Although (announced at the last minute) “special guests” EDGUY were only afforded about half the set they’d played less than a month before, at Bang Your Head, the infamous night singer Tobias Sammet fell offstage and broke his nose, but continued anyway. Scaled down, much of the 2am set was old school favorites, including ‘Tears Of The Mandrake’, ‘Lavatory Love Machine’ and ‘Babylon’, with a couple of newer tunes in the mix.
Wacken 2013 has already announced some major players, including DORO 30th anniversary show, ANTHRAX, DEEP PURPLE, NIGHTWISH, acoustic set from AMORPHIS, SABATON ARCH ENEMY and RAGE, with orchestra. It will be held Aug 1st-3rd, rain or shine (of course), but as our hotel proprietors said, upon our departure, “We can guarantee you better weather next year!’ To which Tim replied, “Yeah, couldn’t be any worse.” Hope to see you there!
Check out a Best Impressions trailer below. For all info visit Wacken.com.

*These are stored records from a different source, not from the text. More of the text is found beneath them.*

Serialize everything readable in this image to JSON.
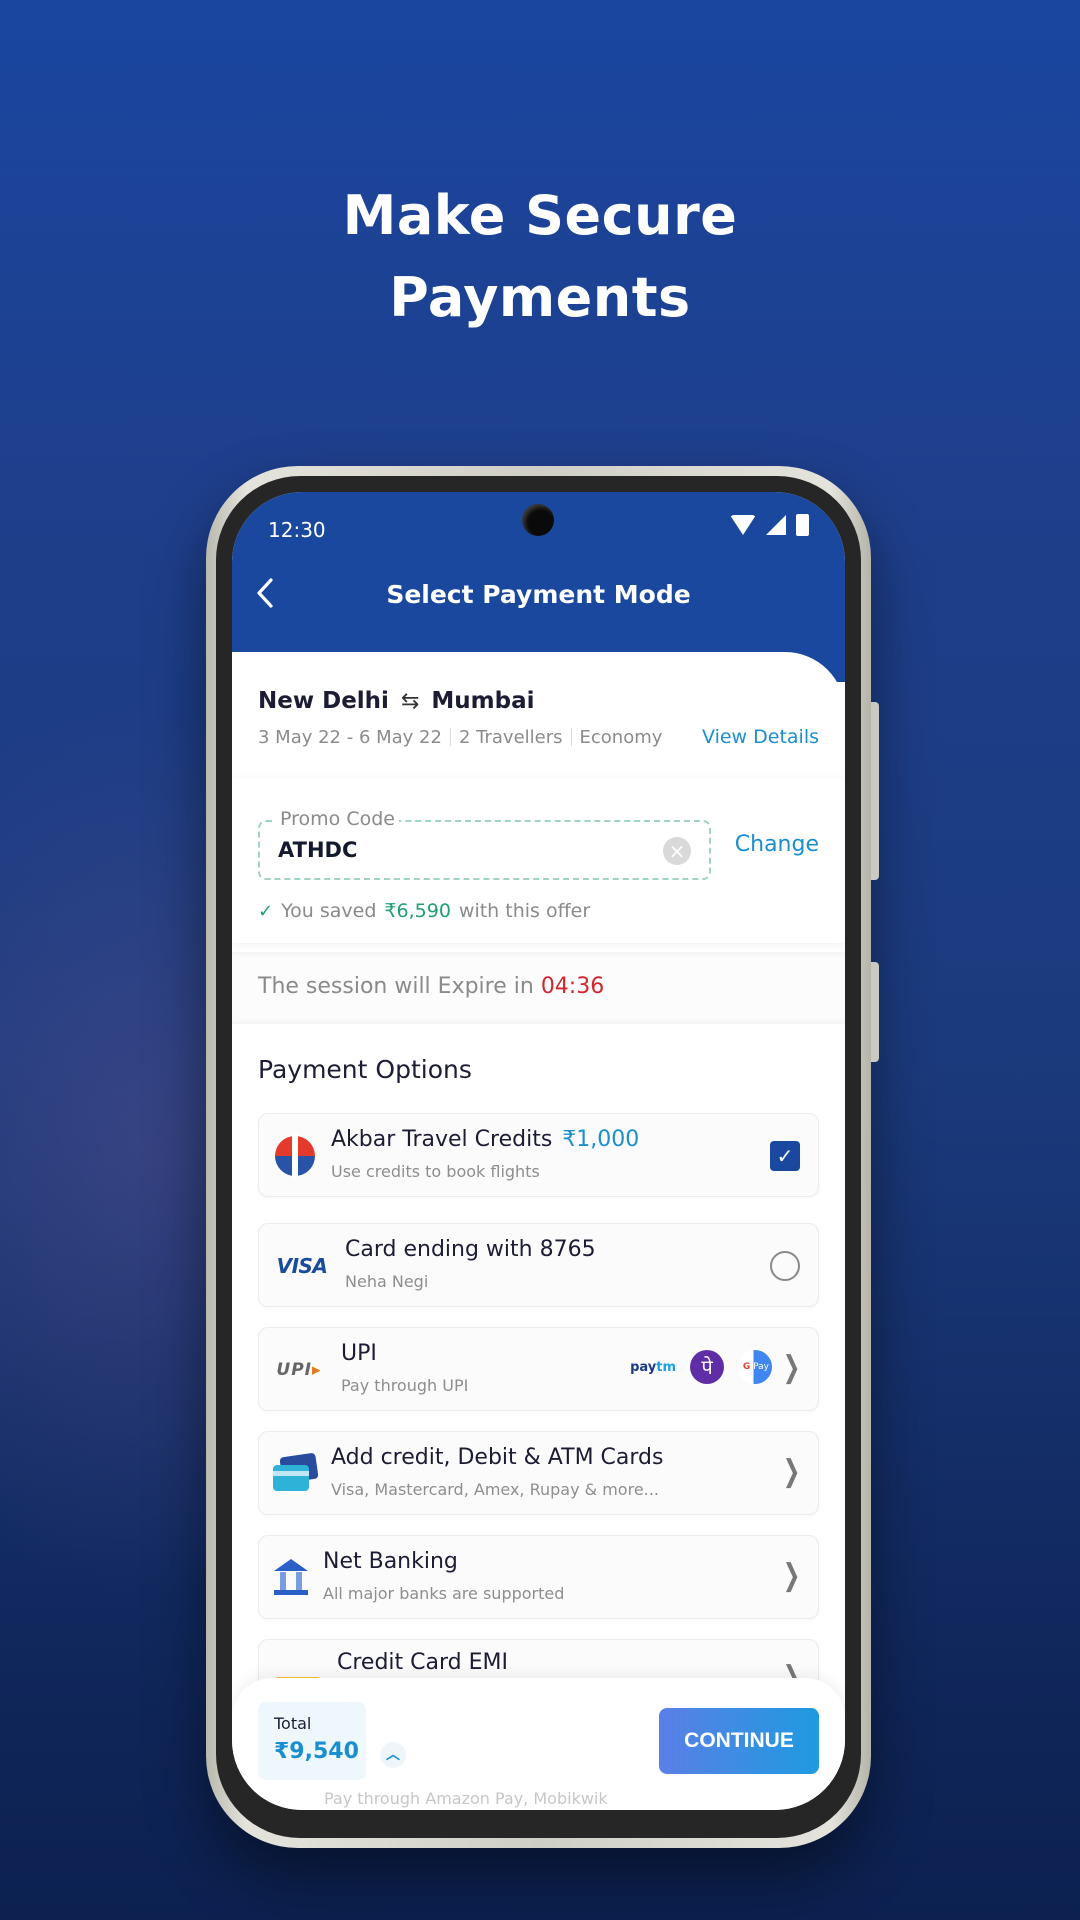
{
  "headline": {
    "line1": "Make Secure",
    "line2": "Payments"
  },
  "status_bar": {
    "time": "12:30"
  },
  "header": {
    "title": "Select Payment Mode",
    "back_icon": "chevron-left-icon"
  },
  "trip": {
    "origin": "New Delhi",
    "destination": "Mumbai",
    "dates": "3 May 22 - 6 May 22",
    "travellers": "2 Travellers",
    "class": "Economy",
    "view_details_label": "View Details"
  },
  "promo": {
    "label": "Promo Code",
    "value": "ATHDC",
    "change_label": "Change",
    "saved_prefix": "You saved",
    "saved_amount": "₹6,590",
    "saved_suffix": "with this offer"
  },
  "session": {
    "text": "The session will Expire in",
    "timer": "04:36"
  },
  "payment_options": {
    "title": "Payment Options",
    "items": [
      {
        "icon": "akbar-travel-logo-icon",
        "title": "Akbar Travel Credits",
        "amount": "₹1,000",
        "subtitle": "Use credits to book flights",
        "control": "checkbox",
        "checked": true
      },
      {
        "icon": "visa-logo-icon",
        "icon_text": "VISA",
        "title": "Card ending with 8765",
        "subtitle": "Neha Negi",
        "control": "radio",
        "checked": false
      },
      {
        "icon": "upi-logo-icon",
        "icon_text": "UPI",
        "title": "UPI",
        "subtitle": "Pay through UPI",
        "control": "chevron",
        "apps": [
          "Paytm",
          "PhonePe",
          "Google Pay"
        ]
      },
      {
        "icon": "cards-icon",
        "title": "Add credit, Debit & ATM Cards",
        "subtitle": "Visa, Mastercard, Amex, Rupay & more...",
        "control": "chevron"
      },
      {
        "icon": "bank-icon",
        "title": "Net Banking",
        "subtitle": "All major banks are supported",
        "control": "chevron"
      },
      {
        "icon": "emi-card-icon",
        "title": "Credit Card EMI",
        "subtitle": "",
        "control": "chevron"
      }
    ],
    "peek_text": "Pay through Amazon Pay, Mobikwik"
  },
  "upi_apps": {
    "paytm": "pay",
    "paytm_b": "tm",
    "phonepe": "पे",
    "gpay_g": "G",
    "gpay": "Pay"
  },
  "footer": {
    "total_label": "Total",
    "total_amount": "₹9,540",
    "continue_label": "CONTINUE"
  },
  "colors": {
    "brand_blue": "#1a489e",
    "accent": "#1a8fd0",
    "success": "#1f9e72",
    "danger": "#d0262f"
  }
}
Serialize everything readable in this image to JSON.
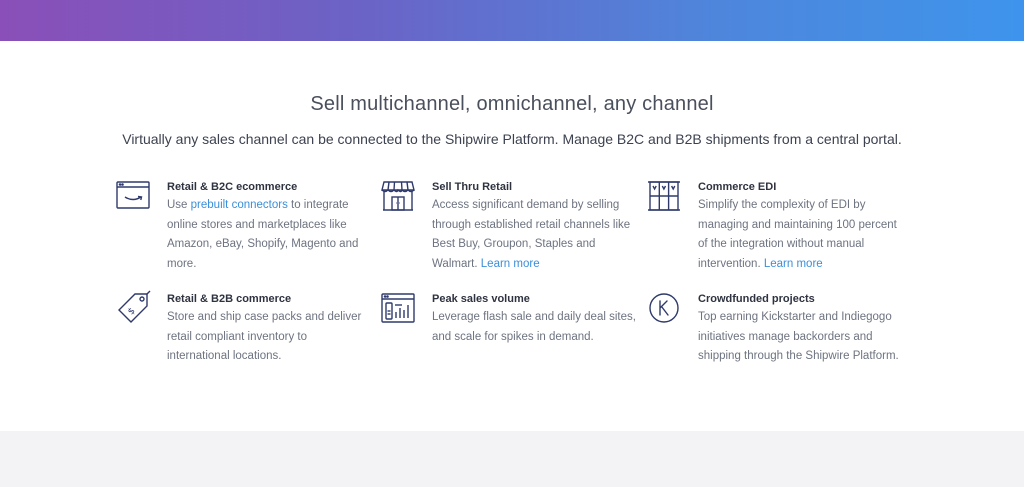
{
  "header": {
    "title": "Sell multichannel, omnichannel, any channel",
    "subtitle": "Virtually any sales channel can be connected to the Shipwire Platform. Manage B2C and B2B shipments from a central portal."
  },
  "features": {
    "retail_b2c": {
      "title": "Retail & B2C ecommerce",
      "pre": "Use ",
      "link": "prebuilt connectors",
      "post": " to integrate online stores and marketplaces like Amazon, eBay, Shopify, Magento and more.",
      "icon": "amazon-browser-icon"
    },
    "sell_thru": {
      "title": "Sell Thru Retail",
      "pre": "Access significant demand by selling through established retail channels like Best Buy, Groupon, Staples and Walmart. ",
      "link": "Learn more",
      "icon": "storefront-icon"
    },
    "edi": {
      "title": "Commerce EDI",
      "pre": "Simplify the complexity of EDI by managing and maintaining 100 percent of the integration without manual intervention. ",
      "link": "Learn more",
      "icon": "window-grid-icon"
    },
    "retail_b2b": {
      "title": "Retail & B2B commerce",
      "desc": "Store and ship case packs and deliver retail compliant inventory to international locations.",
      "icon": "price-tag-icon"
    },
    "peak": {
      "title": "Peak sales volume",
      "desc": "Leverage flash sale and daily deal sites, and scale for spikes in demand.",
      "icon": "sales-dashboard-icon"
    },
    "crowdfunded": {
      "title": "Crowdfunded projects",
      "desc": "Top earning Kickstarter and Indiegogo initiatives manage backorders and shipping through the Shipwire Platform.",
      "icon": "kickstarter-icon"
    }
  },
  "colors": {
    "accent": "#3b8fd9",
    "icon_stroke": "#2f3a6b",
    "gradient_start": "#8a4fb8",
    "gradient_end": "#3e94ec"
  }
}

(Scorpions, Sepultura, U.D.O. photos above courtesy of W:O:A/Olaf Malzahn)